A talking baby should be remembered
long after a sermonising adult.

I don’t know what I did wrong, to deserve
such neglect from posterity. Called confessor, not
martyr, falsely, I wasted all three days.


My church stood on the coast between Folkstone and Hythe.
Its small white spire called the fishermen to shore
showed them safe passage, between rocks and sand banks.
Profit from the fattest whiting went to me as thanks.

When the spire was firewood, foundations demolished
the fishermen put the rumbal whiting money
towards a Christmas Eve feast for families
of the workers. They should never have been called “Rumbal”

rather “Navigation” or “Beacon”, and later
“Celebration” whiting. The fish were a sweet gesture,
I just wish they’d been for me. Who is Rumbal? a young
fisherboy might wonder. Who indeed. Not I.

Even the church of Saint Rumwold forgot over time.
Farfetched baby doesn’t need fish, can’t keep up a beacon
for the boats at night. What did he do to become a saint?
Confessor? Sermonising from the start? Poor parents.

One expects a few years before the child talks back.
Unbelievable. Rumbal. Unbelievable Rumwold.
From Folkstone there now runs a scenic road with a view
of the boat-flecked harbour. Nobody ever needed me.


I certainly did not die
of old age, but nor was I ill.
A doctor might say the body
does not die without a malfunction
which could be described as illness.

My vital organs switched off simultaneously
like machines on a timer. They functioned
perfectly, as they were always meant to,
every organ but one. My brain ticked faster
if anything. Sometimes guillotined heads

continue trying to talk as they roll sideways—
I am still trying to talk, even now, with nothing
but bones and even those forgotten. Baptised
babies go to Heaven, so I can only assume
that Widerin was incompetent.

I am hanging on now, somewhere,
watching. Bitter. Bitterly forgotten.
Let’s pool my meagre resources for a moment:
a missal and breviary in the Swedish State Archives
in Stockholm (don’t ask). Eight pence left

in Thomas Westall’s 1525 will—for the upkeep
of my long gone altar. A dedication to “Rumbald”
in Stoke Doyle. A Church of “Saint Runwald”
in Colchester, and Rumboldswyke, Sussex
with an 11th Century church, now, of course
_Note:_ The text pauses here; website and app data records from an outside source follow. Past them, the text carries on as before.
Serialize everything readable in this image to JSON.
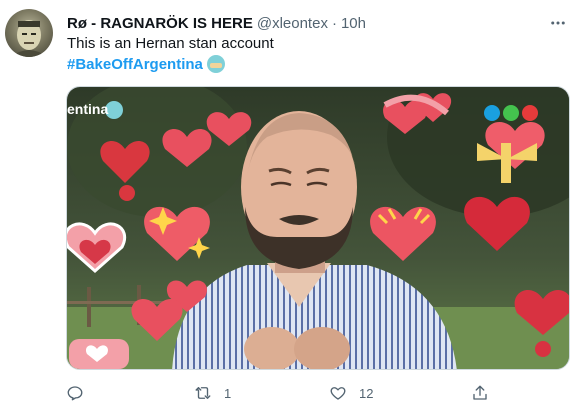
{
  "tweet": {
    "display_name": "Rø - RAGNARÖK IS HERE",
    "handle": "@xleontex",
    "separator": "·",
    "timestamp": "10h",
    "text": "This is an Hernan stan account",
    "hashtag": "#BakeOffArgentina",
    "media": {
      "brand_text": "entina",
      "alt": "Man smiling with hands on chest surrounded by heart stickers"
    }
  },
  "actions": {
    "reply_count": "",
    "retweet_count": "1",
    "like_count": "12"
  },
  "colors": {
    "accent": "#1d9bf0",
    "secondary_text": "#536471",
    "heart": "#e8505f"
  },
  "icons": [
    "avatar",
    "more-icon",
    "reply-icon",
    "retweet-icon",
    "like-icon",
    "share-icon",
    "hashflag-icon"
  ]
}
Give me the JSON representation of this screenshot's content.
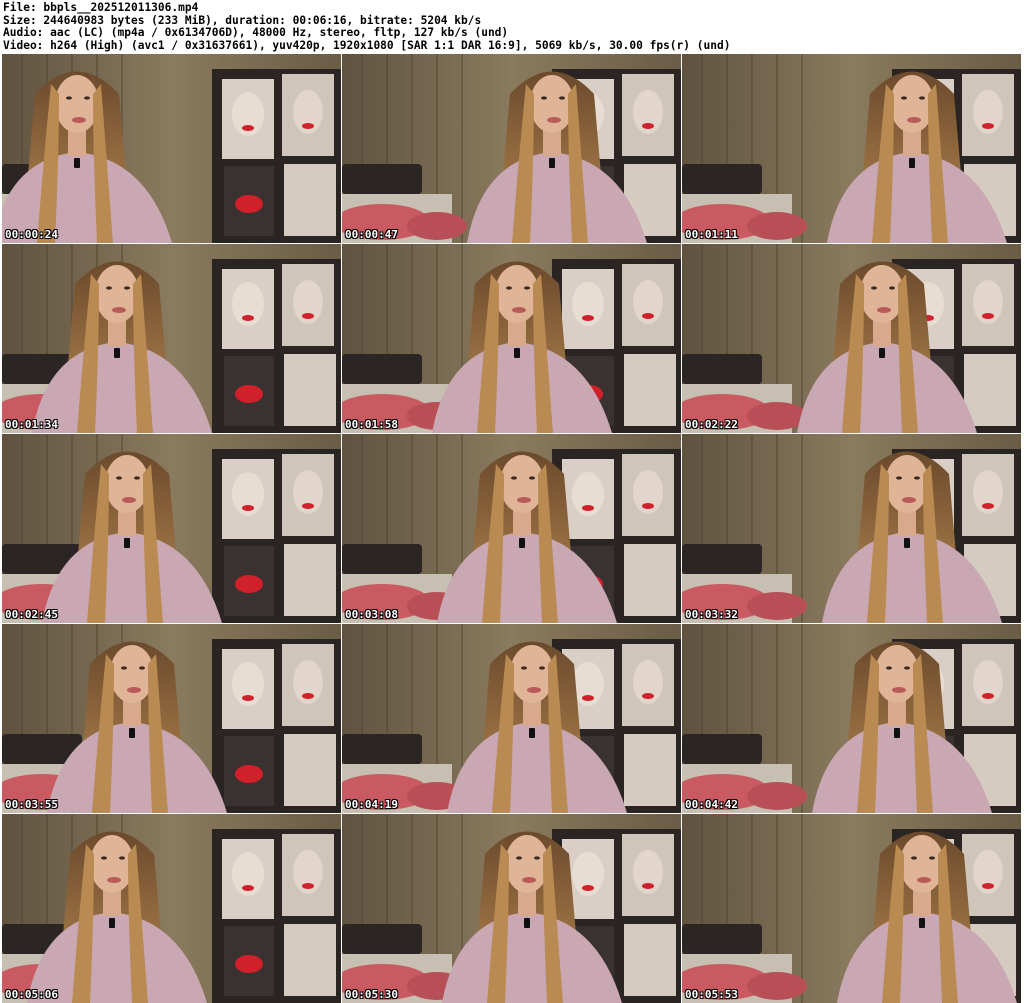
{
  "header": {
    "file_line": "File: bbpls__202512011306.mp4",
    "size_line": "Size: 244640983 bytes (233 MiB), duration: 00:06:16, bitrate: 5204 kb/s",
    "audio_line": "Audio: aac (LC) (mp4a / 0x6134706D), 48000 Hz, stereo, fltp, 127 kb/s (und)",
    "video_line": "Video: h264 (High) (avc1 / 0x31637661), yuv420p, 1920x1080 [SAR 1:1 DAR 16:9], 5069 kb/s, 30.00 fps(r) (und)"
  },
  "thumbnails": [
    {
      "timestamp": "00:00:24"
    },
    {
      "timestamp": "00:00:47"
    },
    {
      "timestamp": "00:01:11"
    },
    {
      "timestamp": "00:01:34"
    },
    {
      "timestamp": "00:01:58"
    },
    {
      "timestamp": "00:02:22"
    },
    {
      "timestamp": "00:02:45"
    },
    {
      "timestamp": "00:03:08"
    },
    {
      "timestamp": "00:03:32"
    },
    {
      "timestamp": "00:03:55"
    },
    {
      "timestamp": "00:04:19"
    },
    {
      "timestamp": "00:04:42"
    },
    {
      "timestamp": "00:05:06"
    },
    {
      "timestamp": "00:05:30"
    },
    {
      "timestamp": "00:05:53"
    }
  ],
  "colors": {
    "curtain": "#8a7a5e",
    "wall_poster": "#2a2522",
    "shirt": "#c9a8b3",
    "hair": "#b98a52",
    "pillow": "#c95a62",
    "lips": "#d0202a",
    "timestamp_text": "#ffffff"
  }
}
dedicated to Saint Mary. Not remembered
even in my own village. Granted, I’ve never felt saintly.
I believe in Jesus just because I’ve met him—
anyone could do that. Otherwise I might be cynical.
(Really, I wouldn’t exist at all). Not a saint, no

but a martyr. This is a rare confession
from Rumwold the Confessor. Mostly, I am martyr
giving up my tiny life for the cause. I was not willing;
am I still clinging to the voice I should have lost long ago?
That would explain my disgraceful position now.